The gene, CDHR3, is especially active in epithelial cells lining the inner surfaces of the airways.
Researchers studied and compared the complete genetic codes, or genomes, of 3,695 Danish children and adults with asthma, including a number of children under the age of six.
Lead researcher Dr Hakon Hakonarson, from the Children's Hospital of Philadelphia (Chop) in the US, said: "Because asthma is a complex disease, with multiple interacting causes, we concentrated on a specific phenotype - severe, recurrent asthma occurring between ages two and six.
"Identifying a risk-susceptibility gene linked to this phenotype may lead to more effective, targeted treatments for this type of childhood asthma."
With mortality 50% higher than the EU average, and hospital admissions significantly more common than elsewhere in the developed world, most people working in respiratory disease today will recognise that there is considerable scope for improving asthma care in this country.
We hope that, by outlining priority areas for quality improvement, this new quality standard document will mark a significant step towards the kind of world-class care everyone working in the industry wants for the four and a half million people living with asthma across England.
We're delighted that a quality standard is now in place for asthma. This will really help to improve the quality of care provided for one of the most common long-term conditions - so its no exaggeration to say that if this is successful, it could change millions of lives.
We're particularly pleased to see the inclusion of personal asthma action plans. People who have an action plan are four times less likely to need to be admitted to hospital, but only a tiny proportion of people with asthma are currently offered one. Making sure this is implemented will be the next key test of asthma care in the NHS.
– Emily Humphreys, Head of Policy and Public Affairs at Asthma UK
Asthma is a long-term, inflammatory disorder which affecting the airways. Allergic asthma is the most common type and is triggered by antibodies produced in response to environmental allergens such as pollen, dust mites, or moulds.
There are currently more than 5.4 million people in the UK being treated for asthma and about 1.1 million of them are children. There were 1,131 deaths from asthma in the UK in 2009 (12 were children aged 14 years or under), which is, on average, 3 people per day.
When a person with asthma comes into contact with something that irritates their airways, the muscles around the walls of the airways tighten so that the airways become narrower and the lining of the airways becomes inflamed and starts to swell.

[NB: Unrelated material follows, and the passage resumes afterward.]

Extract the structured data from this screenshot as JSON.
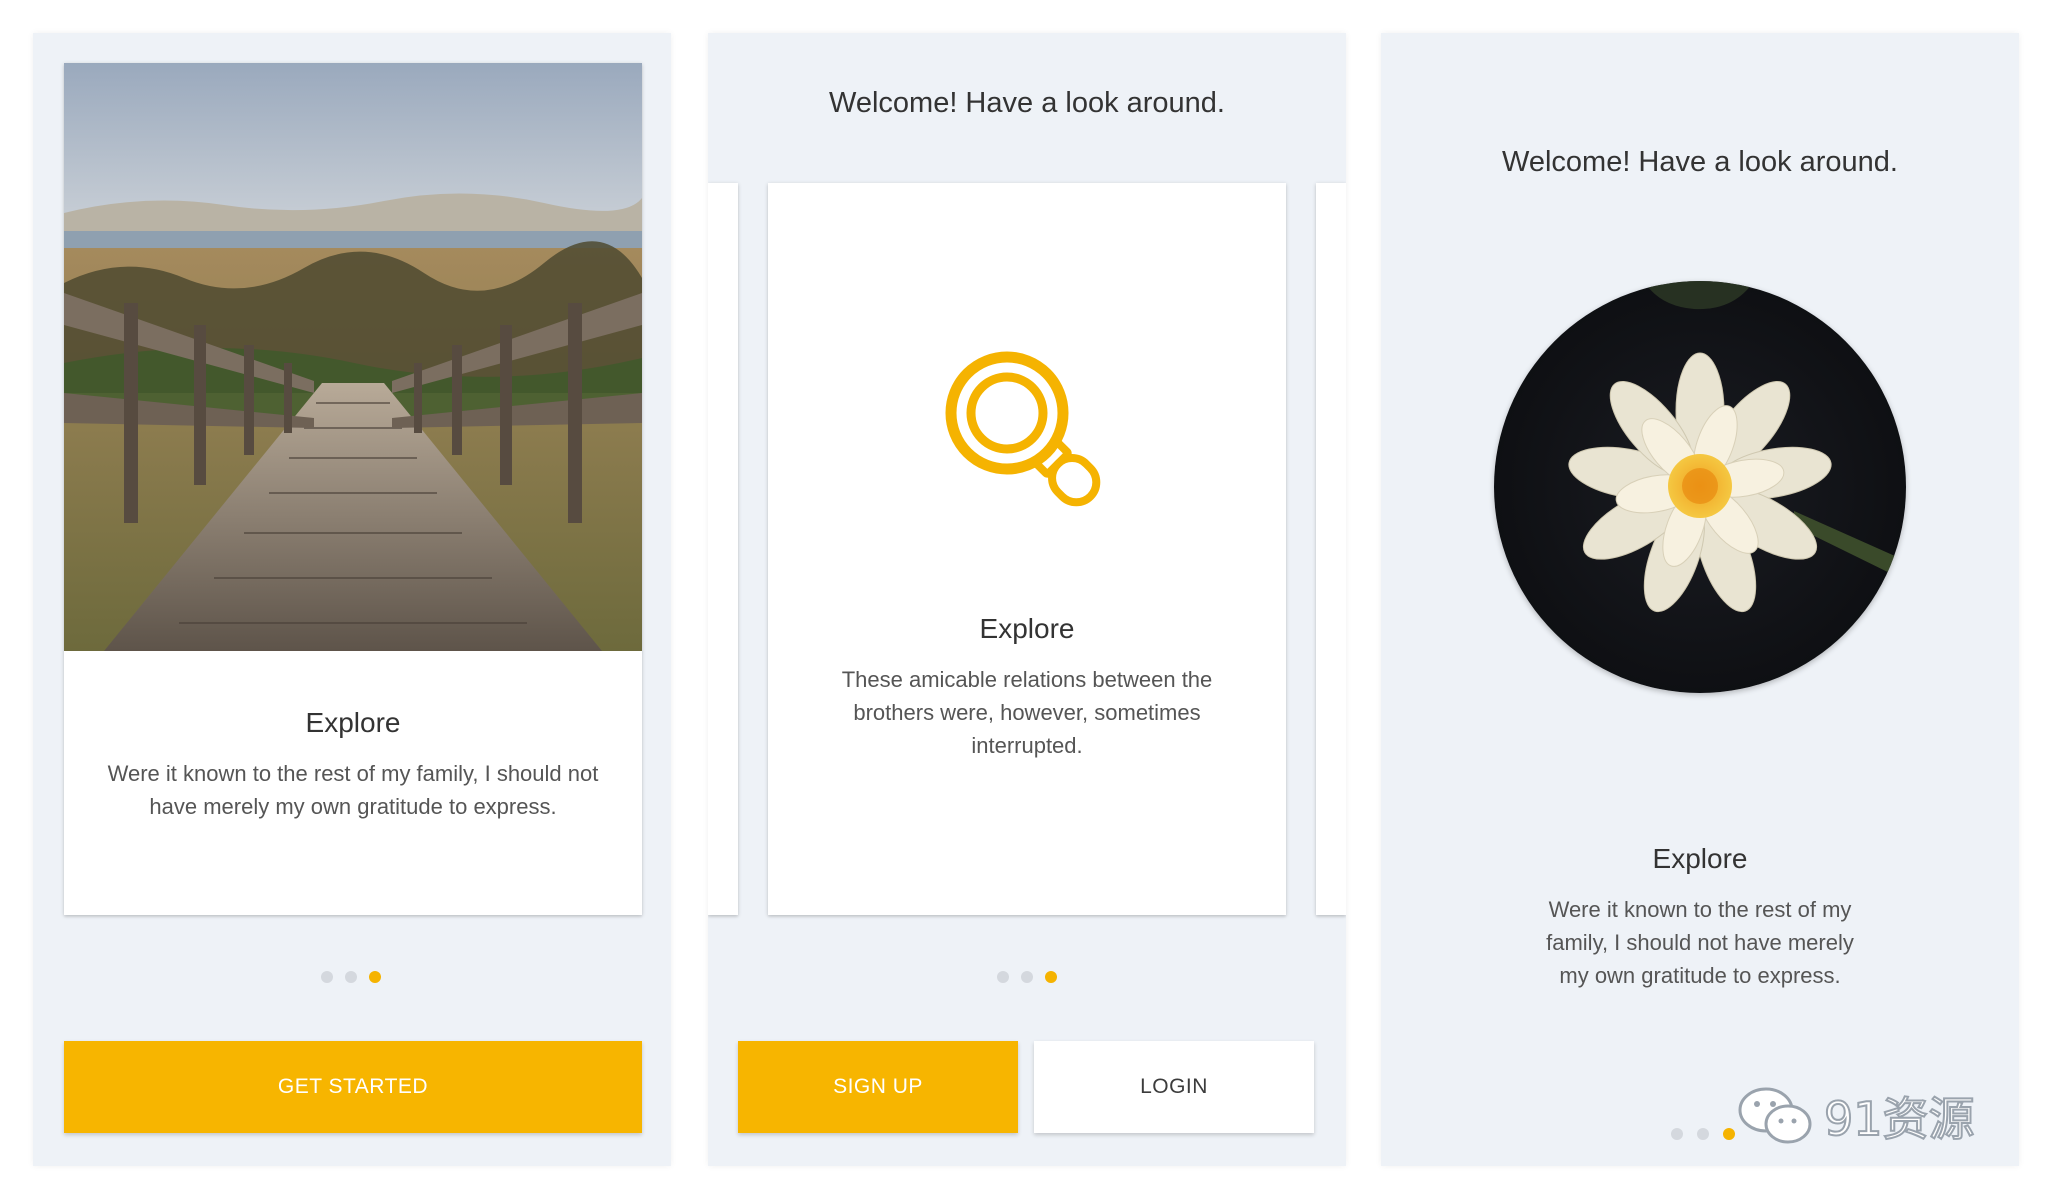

Sometimes, sticky mucus or phlegm builds up, which can further narrow the airways.
These reactions cause the airways to become narrower and irritated - making it difficult to breath and leading to symptoms of asthma.